Not to say that the next day wasn’t fantastic though. After finding a ripper place to eat (I, un-adventurously ordered the American Breakfast) we met with Tom’s friend, Gon, at Pho, site of the amazing lying Bhudda and proceeded to get drenched by a monsoonal downpour which was somewhat mitigated by my fashionable 100 baht Minnie mouse umbrella (which gave up on life sometime later in the afternoon)
We then took a completely sodden boat ride over the river to view the Wat of Rama II, a really amazing structure that had a sign out the front prohibiting bootie-shorts or miniskirts.

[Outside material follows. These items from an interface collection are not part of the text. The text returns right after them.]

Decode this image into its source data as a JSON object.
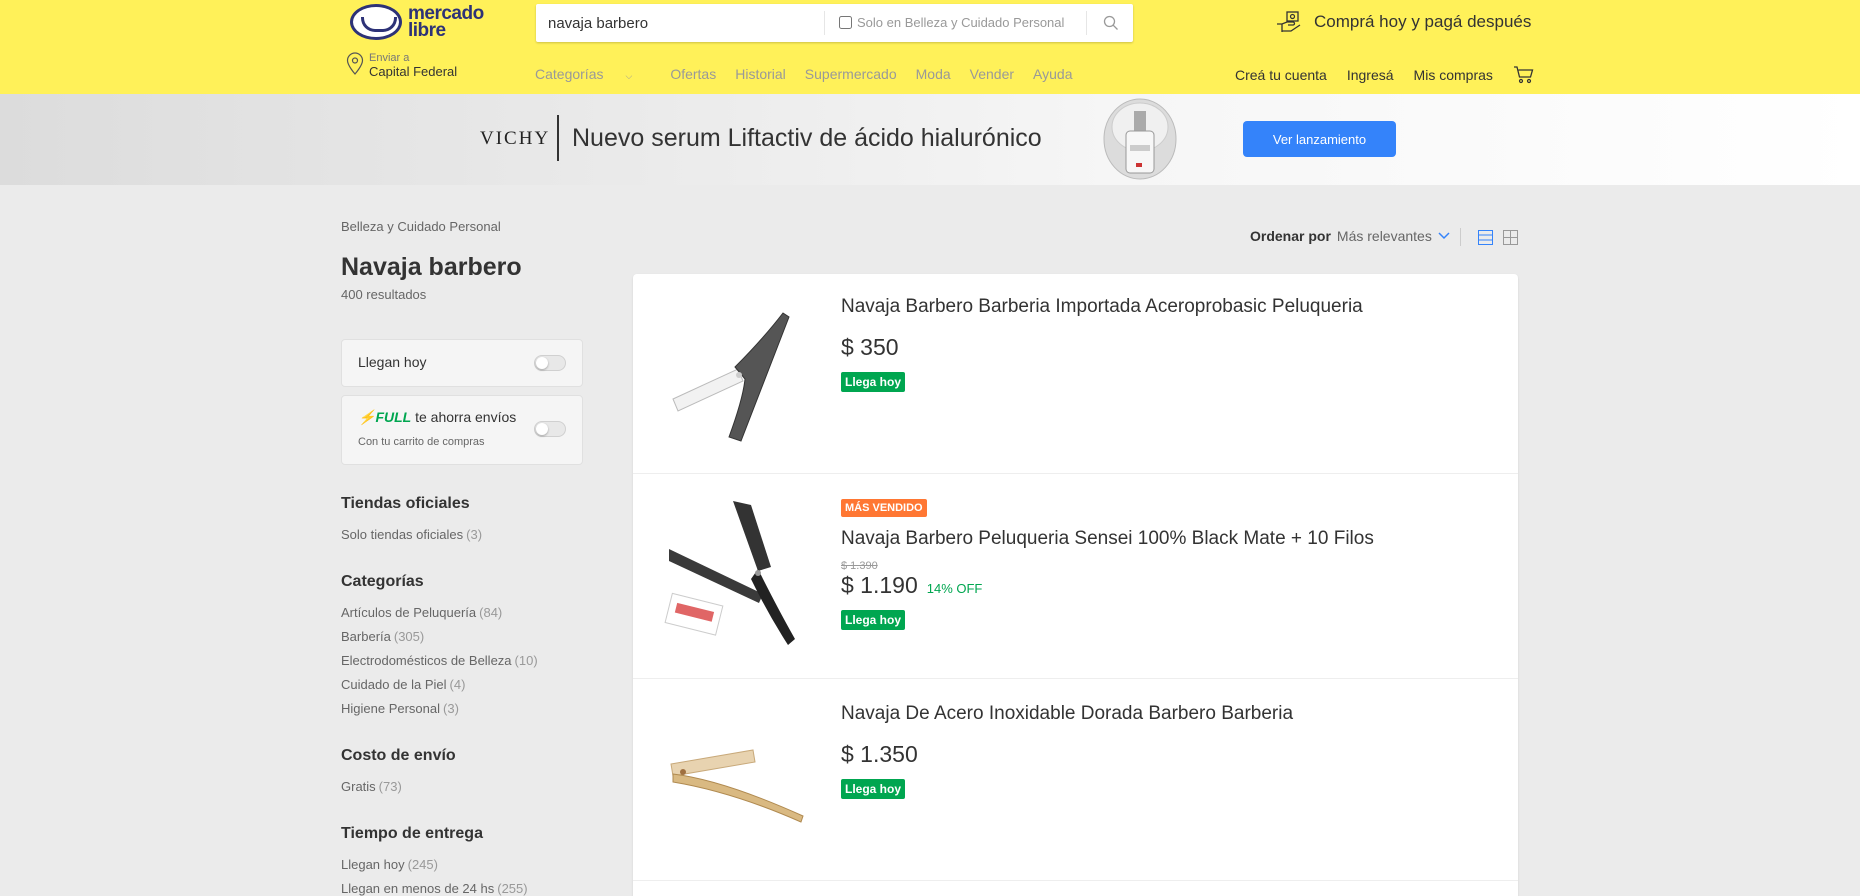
{
  "header": {
    "logo_line1": "mercado",
    "logo_line2": "libre",
    "search_value": "navaja barbero",
    "search_filter_label": "Solo en Belleza y Cuidado Personal",
    "promo_text": "Comprá hoy y pagá después",
    "location_small": "Enviar a",
    "location_main": "Capital Federal",
    "nav": [
      "Categorías",
      "Ofertas",
      "Historial",
      "Supermercado",
      "Moda",
      "Vender",
      "Ayuda"
    ],
    "user_nav": [
      "Creá tu cuenta",
      "Ingresá",
      "Mis compras"
    ],
    "brand_color": "#fff159"
  },
  "banner": {
    "brand": "VICHY",
    "text": "Nuevo serum Liftactiv de ácido hialurónico",
    "button": "Ver lanzamiento",
    "button_color": "#3483fa"
  },
  "sidebar": {
    "breadcrumb": "Belleza y Cuidado Personal",
    "title": "Navaja barbero",
    "results": "400 resultados",
    "toggle1_label": "Llegan hoy",
    "toggle2_brand": "FULL",
    "toggle2_label": "te ahorra envíos",
    "toggle2_sub": "Con tu carrito de compras",
    "groups": [
      {
        "title": "Tiendas oficiales",
        "items": [
          {
            "label": "Solo tiendas oficiales",
            "count": "(3)"
          }
        ]
      },
      {
        "title": "Categorías",
        "items": [
          {
            "label": "Artículos de Peluquería",
            "count": "(84)"
          },
          {
            "label": "Barbería",
            "count": "(305)"
          },
          {
            "label": "Electrodomésticos de Belleza",
            "count": "(10)"
          },
          {
            "label": "Cuidado de la Piel",
            "count": "(4)"
          },
          {
            "label": "Higiene Personal",
            "count": "(3)"
          }
        ]
      },
      {
        "title": "Costo de envío",
        "items": [
          {
            "label": "Gratis",
            "count": "(73)"
          }
        ]
      },
      {
        "title": "Tiempo de entrega",
        "items": [
          {
            "label": "Llegan hoy",
            "count": "(245)"
          },
          {
            "label": "Llegan en menos de 24 hs",
            "count": "(255)"
          }
        ]
      }
    ]
  },
  "sort": {
    "label": "Ordenar por",
    "value": "Más relevantes"
  },
  "items": [
    {
      "title": "Navaja Barbero Barberia Importada Aceroprobasic Peluqueria",
      "price": "$ 350",
      "shipping": "Llega hoy",
      "icon": "silver-straight-razor"
    },
    {
      "badge": "MÁS VENDIDO",
      "title": "Navaja Barbero Peluqueria Sensei 100% Black Mate + 10 Filos",
      "old_price": "$ 1.390",
      "price": "$ 1.190",
      "discount": "14% OFF",
      "shipping": "Llega hoy",
      "icon": "black-straight-razor"
    },
    {
      "title": "Navaja De Acero Inoxidable Dorada Barbero Barberia",
      "price": "$ 1.350",
      "shipping": "Llega hoy",
      "icon": "gold-straight-razor"
    }
  ]
}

Finally we went out to dinner in Bangkok’s Chinatown in a restaurant that served a variety of seafood (including shark fin which nobody in our party ate) I opted for some fried chicken and rice being not much of a seafood fan. After a cabride that Gon was able to negotiate for us at a reasonable price we went back to the hostel and relaxed, perhaps for the first time since we had arrived. It was to be a formidable trainride the next day, as we’d decided to leave Bangkok to the relative tranquillity of the northern city of Chaing Mai renowned for it’s party scene and awesome landscapes. The trainride was epic, more than twelve hours of some of the noisiest train travel I’ve ever experienced. A derailing some weeks previously on the same track was slightly disconcerting but there was scattered evidence of repairs all along the route and as it turns out we arrived in Chaing Mai safely. The cabins are spacious and far more comfortable than plane travel, and the ability to take life into your own hands and have a cigarette on the bucking walkway between carriages is awesome. Not to mention the beautiful scenery as soon as the train had cleared the hustle and bustle of Bangkok, jungles, which I’ve never seen before are awesome. Particularly when punctuated by the sometimes gravity defying mountainous rocks that dot the lush landscape. I had a quick conversation (with Tom translating) with the train’s janitor. Where I come from is flat and brown, I said, not mountainous and green like here, it’s beautiful! He knew the word, and as I gestured to the fog capped jungle peaks that the train was hurtling by he looked me in my eyes and gave a warm smile. People here are awesome.
Now we’re in Kiki’s guesthouse in Chaing Mai a really spacious, comfortable and welcoming place set in the heart of the old city. After Bangkok, the more laidback vibe is really welcome. In fact, this bed is pretty comfortable, I think I’ll have a nap.